• _Requirement_
Scan the entries below for the word "bool" and copy every line in which it occurs.

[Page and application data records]
·····

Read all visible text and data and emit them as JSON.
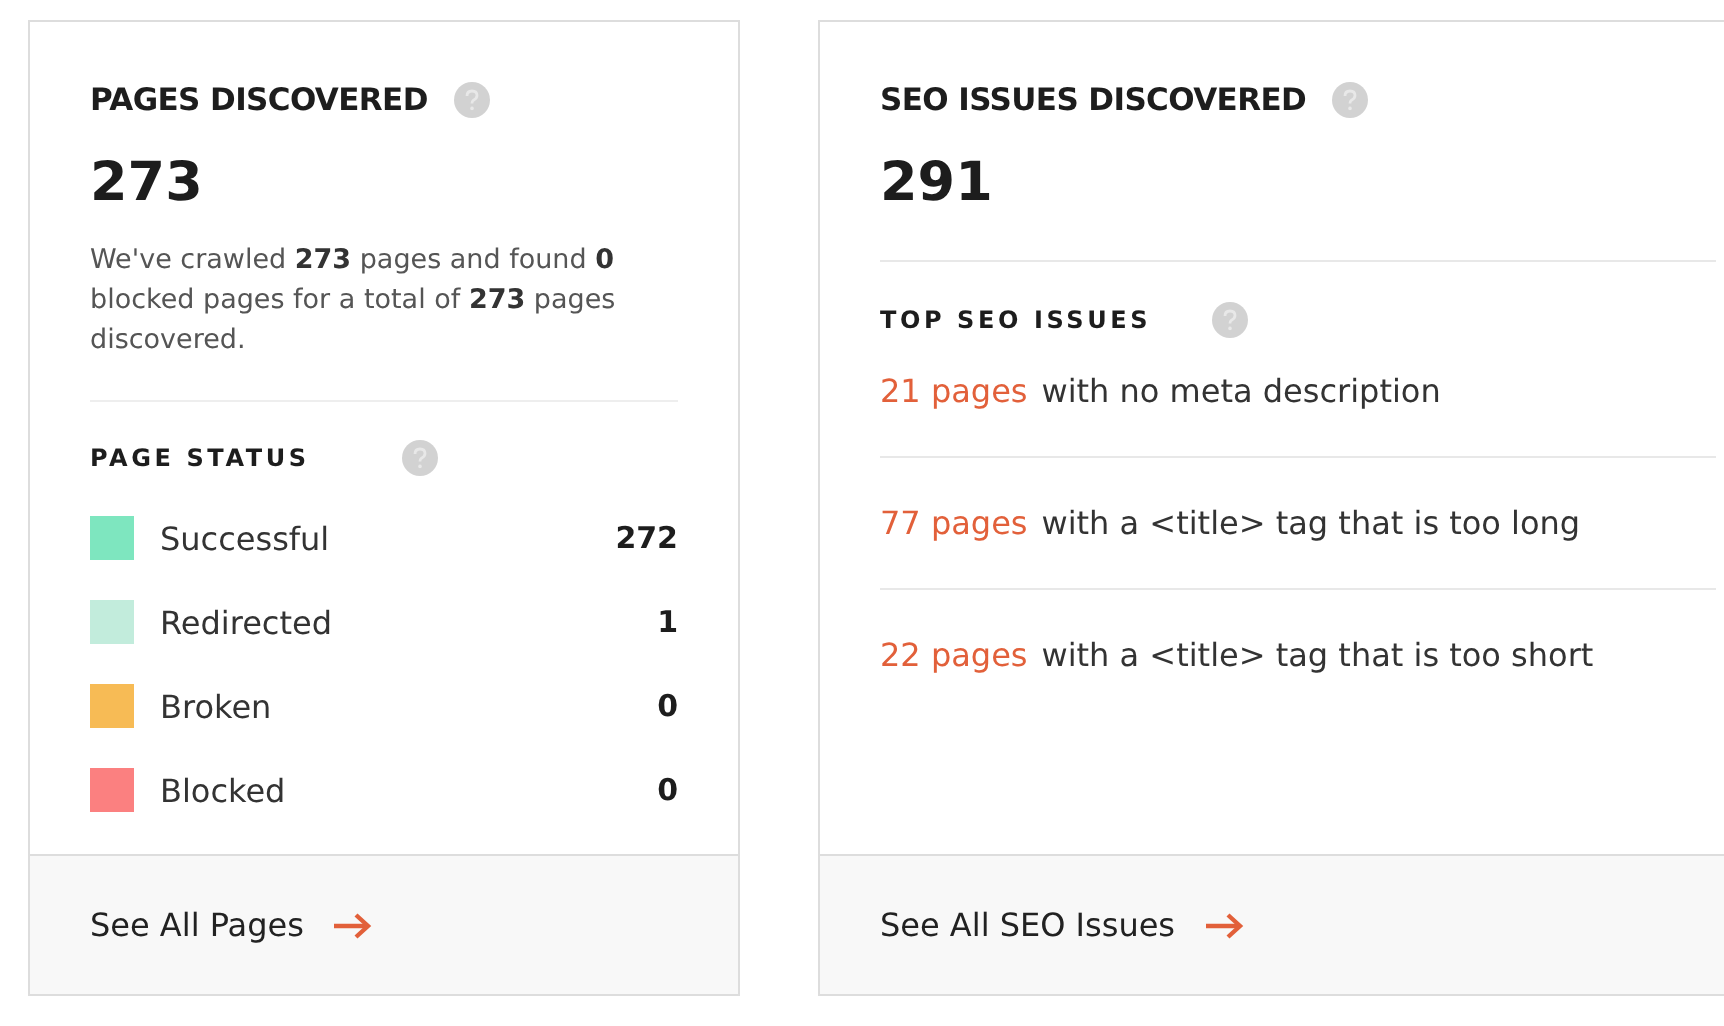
{
  "pages_card": {
    "title": "PAGES DISCOVERED",
    "total": "273",
    "summary": "We've crawled **273** pages and found **0** blocked pages for a total of **273** pages discovered.",
    "status_heading": "PAGE STATUS",
    "statuses": [
      {
        "label": "Successful",
        "count": "272",
        "color": "#7ee6bf"
      },
      {
        "label": "Redirected",
        "count": "1",
        "color": "#c2ecdc"
      },
      {
        "label": "Broken",
        "count": "0",
        "color": "#f7bb55"
      },
      {
        "label": "Blocked",
        "count": "0",
        "color": "#fb8080"
      }
    ],
    "footer_link": "See All Pages"
  },
  "seo_card": {
    "title": "SEO ISSUES DISCOVERED",
    "total": "291",
    "issues_heading": "TOP SEO ISSUES",
    "issues": [
      {
        "count": "21 pages",
        "description": "with no meta description"
      },
      {
        "count": "77 pages",
        "description": "with a <title> tag that is too long"
      },
      {
        "count": "22 pages",
        "description": "with a <title> tag that is too short"
      }
    ],
    "footer_link": "See All SEO Issues"
  }
}
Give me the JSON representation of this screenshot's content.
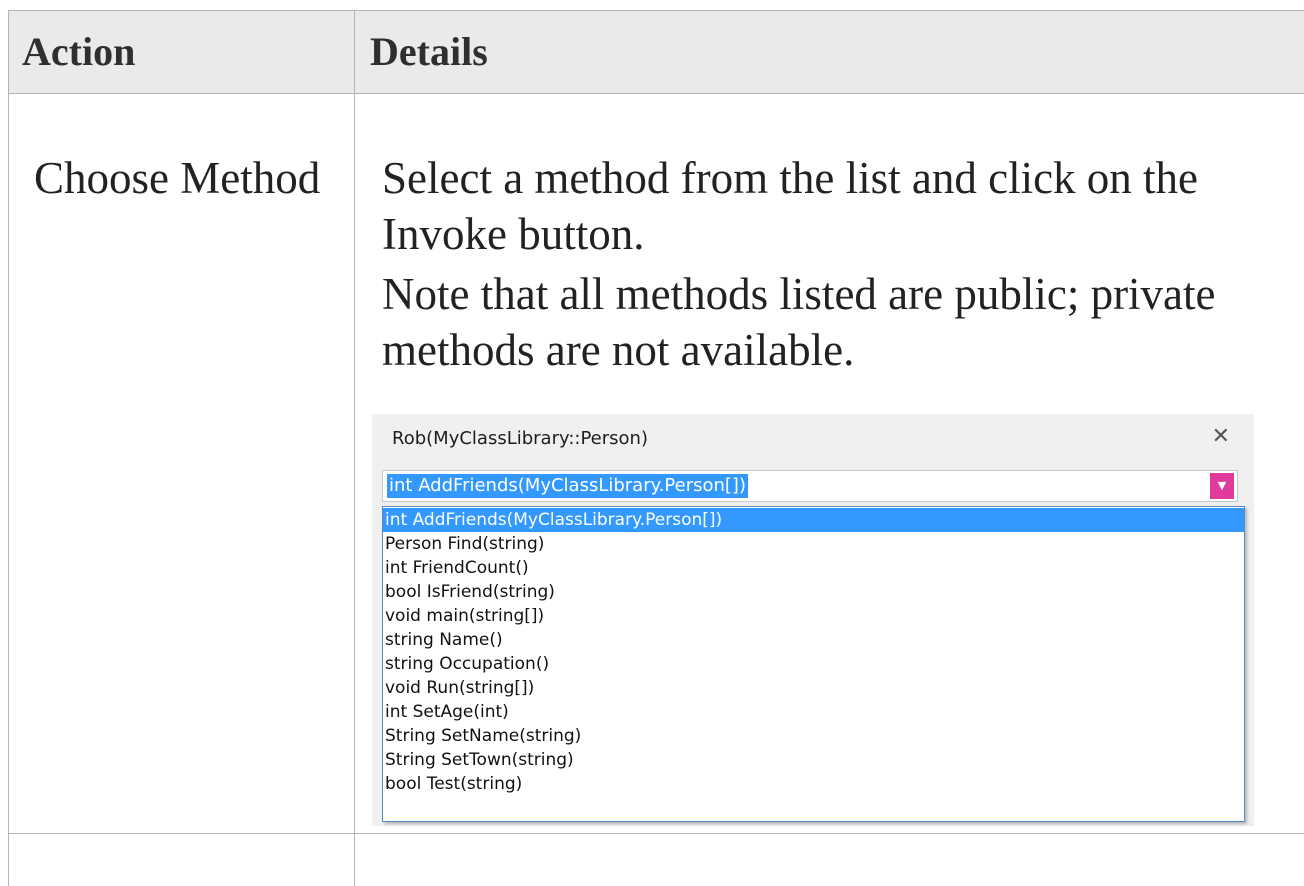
{
  "table": {
    "headers": {
      "action": "Action",
      "details": "Details"
    },
    "row": {
      "action": "Choose Method",
      "details_paragraph_1": "Select a method from the list and click on the Invoke button.",
      "details_paragraph_2": "Note that all methods listed are public; private methods are not available."
    }
  },
  "dialog": {
    "title": "Rob(MyClassLibrary::Person)",
    "close_glyph": "✕",
    "combo_value": "int AddFriends(MyClassLibrary.Person[])",
    "combo_button_glyph": "▼",
    "combo_button_color": "#e13a9d",
    "selection_color": "#3399ff",
    "selected_index": 0,
    "methods": [
      "int AddFriends(MyClassLibrary.Person[])",
      "Person Find(string)",
      "int FriendCount()",
      "bool IsFriend(string)",
      "void main(string[])",
      "string Name()",
      "string Occupation()",
      "void Run(string[])",
      "int SetAge(int)",
      "String SetName(string)",
      "String SetTown(string)",
      "bool Test(string)"
    ]
  }
}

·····

• _Solution to this problem_
      "bool IsFriend(string)",
      "bool Test(string)"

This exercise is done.